Whether or not the players who have been connected or are suspected of being connected to steroids should have their career accomplishments in the record books will remain a contentious topic. The steroid era has come, and more or less gone, and its impact on baseball will long be felt. Should Barry Bonds hold the record for most career home runs and most home runs in a single season? No and yes. No, because he cheated the game, its fans, and its records by his use of steroids to play longer, and to hit the ball harder and farther. He had career years at the end of his career, this does not happen naturally for a man as he enters his late 30’s. Yes, because if you start taking his records away where do you stop? He is not the only sinner in baseball history. Do you take away Pete Rose’s records for gambling while he was a manager? Mark McGwire’s home run records for his steroid use?
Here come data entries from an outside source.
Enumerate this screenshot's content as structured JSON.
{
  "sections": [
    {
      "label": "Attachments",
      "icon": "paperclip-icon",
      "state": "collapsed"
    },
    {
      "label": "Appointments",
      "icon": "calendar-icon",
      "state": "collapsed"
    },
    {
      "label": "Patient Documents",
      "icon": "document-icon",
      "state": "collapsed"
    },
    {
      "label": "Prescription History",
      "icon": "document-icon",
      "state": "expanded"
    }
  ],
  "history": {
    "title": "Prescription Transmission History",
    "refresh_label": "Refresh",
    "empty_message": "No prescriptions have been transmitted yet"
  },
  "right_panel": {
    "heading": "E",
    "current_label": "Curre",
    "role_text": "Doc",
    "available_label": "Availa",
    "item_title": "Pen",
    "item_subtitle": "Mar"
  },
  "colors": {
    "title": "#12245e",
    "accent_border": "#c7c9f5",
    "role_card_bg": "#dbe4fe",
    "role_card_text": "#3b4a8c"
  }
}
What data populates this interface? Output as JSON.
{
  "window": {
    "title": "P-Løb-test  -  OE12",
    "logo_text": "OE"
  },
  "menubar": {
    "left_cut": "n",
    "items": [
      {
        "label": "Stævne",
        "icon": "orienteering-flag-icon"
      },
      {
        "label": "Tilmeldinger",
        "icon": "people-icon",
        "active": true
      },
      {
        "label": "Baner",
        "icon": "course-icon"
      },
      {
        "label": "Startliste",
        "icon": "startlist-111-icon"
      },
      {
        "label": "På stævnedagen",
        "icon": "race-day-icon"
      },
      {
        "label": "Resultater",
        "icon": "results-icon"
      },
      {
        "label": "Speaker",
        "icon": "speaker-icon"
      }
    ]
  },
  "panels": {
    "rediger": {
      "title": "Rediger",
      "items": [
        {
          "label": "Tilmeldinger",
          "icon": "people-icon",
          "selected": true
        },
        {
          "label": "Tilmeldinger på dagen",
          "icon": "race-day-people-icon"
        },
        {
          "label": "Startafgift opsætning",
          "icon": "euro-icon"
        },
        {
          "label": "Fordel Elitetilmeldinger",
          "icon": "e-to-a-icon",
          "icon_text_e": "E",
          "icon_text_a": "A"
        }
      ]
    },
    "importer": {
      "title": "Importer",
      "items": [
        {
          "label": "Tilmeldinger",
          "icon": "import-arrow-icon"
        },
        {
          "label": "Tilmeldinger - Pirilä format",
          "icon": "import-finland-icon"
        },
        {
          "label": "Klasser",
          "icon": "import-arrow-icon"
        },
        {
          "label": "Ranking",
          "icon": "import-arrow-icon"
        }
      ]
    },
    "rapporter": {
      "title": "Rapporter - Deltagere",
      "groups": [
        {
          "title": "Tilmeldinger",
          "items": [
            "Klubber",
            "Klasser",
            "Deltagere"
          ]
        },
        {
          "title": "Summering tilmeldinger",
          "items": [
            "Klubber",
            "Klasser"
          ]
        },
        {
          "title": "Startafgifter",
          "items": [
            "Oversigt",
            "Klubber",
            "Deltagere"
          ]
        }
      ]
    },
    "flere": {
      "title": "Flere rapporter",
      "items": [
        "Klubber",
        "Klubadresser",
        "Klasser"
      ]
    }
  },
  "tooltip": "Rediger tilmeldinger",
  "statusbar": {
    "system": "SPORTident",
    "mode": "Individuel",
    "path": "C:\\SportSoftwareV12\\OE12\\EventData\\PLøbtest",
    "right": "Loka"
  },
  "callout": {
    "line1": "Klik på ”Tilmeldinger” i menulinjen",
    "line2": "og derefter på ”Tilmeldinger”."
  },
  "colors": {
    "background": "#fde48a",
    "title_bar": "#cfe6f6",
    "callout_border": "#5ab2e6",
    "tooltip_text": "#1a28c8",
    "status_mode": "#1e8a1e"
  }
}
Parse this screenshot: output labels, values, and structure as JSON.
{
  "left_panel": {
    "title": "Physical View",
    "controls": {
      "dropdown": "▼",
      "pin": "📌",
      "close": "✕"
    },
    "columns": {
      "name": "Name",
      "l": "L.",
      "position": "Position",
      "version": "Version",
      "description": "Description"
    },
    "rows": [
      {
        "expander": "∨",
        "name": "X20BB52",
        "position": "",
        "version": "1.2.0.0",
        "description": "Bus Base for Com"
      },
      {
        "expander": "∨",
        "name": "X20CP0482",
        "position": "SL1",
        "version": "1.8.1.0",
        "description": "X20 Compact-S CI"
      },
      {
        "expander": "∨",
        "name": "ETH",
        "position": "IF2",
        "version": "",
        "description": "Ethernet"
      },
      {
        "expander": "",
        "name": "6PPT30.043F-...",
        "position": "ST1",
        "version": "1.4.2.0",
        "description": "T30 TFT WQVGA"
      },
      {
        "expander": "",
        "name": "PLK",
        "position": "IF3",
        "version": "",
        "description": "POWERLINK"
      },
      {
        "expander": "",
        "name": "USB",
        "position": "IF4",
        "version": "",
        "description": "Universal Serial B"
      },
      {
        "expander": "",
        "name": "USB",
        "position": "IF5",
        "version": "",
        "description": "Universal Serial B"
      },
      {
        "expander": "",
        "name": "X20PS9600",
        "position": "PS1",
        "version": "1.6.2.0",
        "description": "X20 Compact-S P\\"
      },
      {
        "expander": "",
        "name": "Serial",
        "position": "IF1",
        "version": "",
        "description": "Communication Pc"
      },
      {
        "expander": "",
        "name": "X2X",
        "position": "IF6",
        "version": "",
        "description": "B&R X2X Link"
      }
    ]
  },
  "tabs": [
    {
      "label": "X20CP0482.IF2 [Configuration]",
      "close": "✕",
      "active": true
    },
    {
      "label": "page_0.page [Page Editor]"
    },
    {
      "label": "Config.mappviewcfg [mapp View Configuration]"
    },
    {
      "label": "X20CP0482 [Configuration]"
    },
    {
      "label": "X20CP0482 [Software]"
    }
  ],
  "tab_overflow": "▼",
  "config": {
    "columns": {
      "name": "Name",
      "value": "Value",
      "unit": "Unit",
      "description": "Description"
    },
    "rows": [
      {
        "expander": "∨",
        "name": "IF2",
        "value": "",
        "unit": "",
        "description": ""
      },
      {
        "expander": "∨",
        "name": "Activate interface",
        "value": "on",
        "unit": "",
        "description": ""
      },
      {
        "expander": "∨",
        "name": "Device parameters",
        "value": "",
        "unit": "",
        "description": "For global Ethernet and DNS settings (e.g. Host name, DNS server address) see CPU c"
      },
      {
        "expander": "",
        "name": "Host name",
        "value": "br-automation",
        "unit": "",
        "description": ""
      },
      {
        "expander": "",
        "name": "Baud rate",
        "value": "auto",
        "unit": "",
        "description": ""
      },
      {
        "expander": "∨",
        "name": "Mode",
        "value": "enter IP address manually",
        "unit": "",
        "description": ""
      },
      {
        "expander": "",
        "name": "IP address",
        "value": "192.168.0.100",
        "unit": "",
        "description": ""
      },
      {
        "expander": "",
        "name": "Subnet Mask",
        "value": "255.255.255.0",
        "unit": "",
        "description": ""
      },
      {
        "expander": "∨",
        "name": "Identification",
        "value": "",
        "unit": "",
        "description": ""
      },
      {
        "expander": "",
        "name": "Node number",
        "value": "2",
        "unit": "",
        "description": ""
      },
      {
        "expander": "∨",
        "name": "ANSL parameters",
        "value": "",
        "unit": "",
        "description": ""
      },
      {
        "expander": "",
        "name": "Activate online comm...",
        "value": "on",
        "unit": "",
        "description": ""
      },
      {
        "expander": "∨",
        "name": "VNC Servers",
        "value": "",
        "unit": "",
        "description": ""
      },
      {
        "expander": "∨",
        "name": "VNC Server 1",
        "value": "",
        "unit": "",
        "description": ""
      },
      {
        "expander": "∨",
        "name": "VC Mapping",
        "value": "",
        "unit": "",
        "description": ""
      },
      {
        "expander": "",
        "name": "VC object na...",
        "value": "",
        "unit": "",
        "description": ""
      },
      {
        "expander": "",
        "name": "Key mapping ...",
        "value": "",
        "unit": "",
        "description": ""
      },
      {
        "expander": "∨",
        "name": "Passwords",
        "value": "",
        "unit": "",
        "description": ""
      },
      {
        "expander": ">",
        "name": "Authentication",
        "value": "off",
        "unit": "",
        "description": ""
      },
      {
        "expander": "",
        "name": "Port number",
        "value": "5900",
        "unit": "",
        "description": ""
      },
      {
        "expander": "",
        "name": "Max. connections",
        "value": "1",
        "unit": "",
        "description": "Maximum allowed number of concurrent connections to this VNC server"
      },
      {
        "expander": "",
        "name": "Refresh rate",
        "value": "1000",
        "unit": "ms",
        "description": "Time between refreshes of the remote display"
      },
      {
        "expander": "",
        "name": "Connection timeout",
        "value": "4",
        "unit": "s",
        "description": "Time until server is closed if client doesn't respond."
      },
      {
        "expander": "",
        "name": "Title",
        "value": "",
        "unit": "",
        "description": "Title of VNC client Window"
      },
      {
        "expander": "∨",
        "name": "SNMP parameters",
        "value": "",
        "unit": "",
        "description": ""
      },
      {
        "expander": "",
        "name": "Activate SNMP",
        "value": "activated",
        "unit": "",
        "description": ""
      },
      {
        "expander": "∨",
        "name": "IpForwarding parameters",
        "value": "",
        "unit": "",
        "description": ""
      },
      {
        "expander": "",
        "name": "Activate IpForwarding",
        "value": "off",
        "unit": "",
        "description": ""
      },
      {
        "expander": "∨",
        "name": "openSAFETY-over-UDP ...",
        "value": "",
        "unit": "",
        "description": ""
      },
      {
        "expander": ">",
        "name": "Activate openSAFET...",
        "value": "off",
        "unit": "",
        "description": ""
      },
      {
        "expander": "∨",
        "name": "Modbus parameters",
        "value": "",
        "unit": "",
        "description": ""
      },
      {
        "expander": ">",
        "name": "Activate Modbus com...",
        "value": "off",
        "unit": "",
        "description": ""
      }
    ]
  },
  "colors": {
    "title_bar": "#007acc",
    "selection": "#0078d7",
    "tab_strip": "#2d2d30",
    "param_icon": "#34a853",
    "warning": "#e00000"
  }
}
Ty Cobb’s hits record because of his obvious racism and violence on the field and in the stands? So while I do not feel the steroid era players who broke into the upper echelon of the record books in part due to their use of steroids deserve the recognition other players have received for their accomplishments, the only alternative is to rewrite the record books. If you begin to rewrite baseball’s history and record book where do you stop?
The shifting of the prestige of the 500 home run club to the 600 home run club will undoubtedly have some unfortunate casualties. Reaching such a monumental career accomplishment will no longer carry the same amount of pomp and circumstance as it once did. The 600 home run club shrinks the membership of the elite sluggers back to a small enough size for fans to easily recite its members. This new gold standard for sluggers will also make it more difficult for players who choose to cheat to join this rarefied air. While it will not eliminate their inclusion, it will keep out the majority. Baseball changes with the times. The more centric the home run has become to how the game is played, the more players have focused on hitting home runs. The long ball is no longer the sole property of the big slugging first and third basemen or the powerful outfielders. Home runs have become a piece of every batter’s arsenal. The more home runs hit, the higher the career totals climb. While the home run is here to stay the numbers which a player must amass to be considered among the greatest of all-time also continues to rise. The 500 home run club was the gold standard for decades before the home run become more commonplace. More home run hitters in the game and greater advances in medical science have changed the record books and enabled players to stay on the field for more games a year and for more seasons. As baseball changes, so does it record books. The 500 home run club has become slightly too crowded, so now it is time for the 600 home run club to become the gold standard for sluggers in baseball history.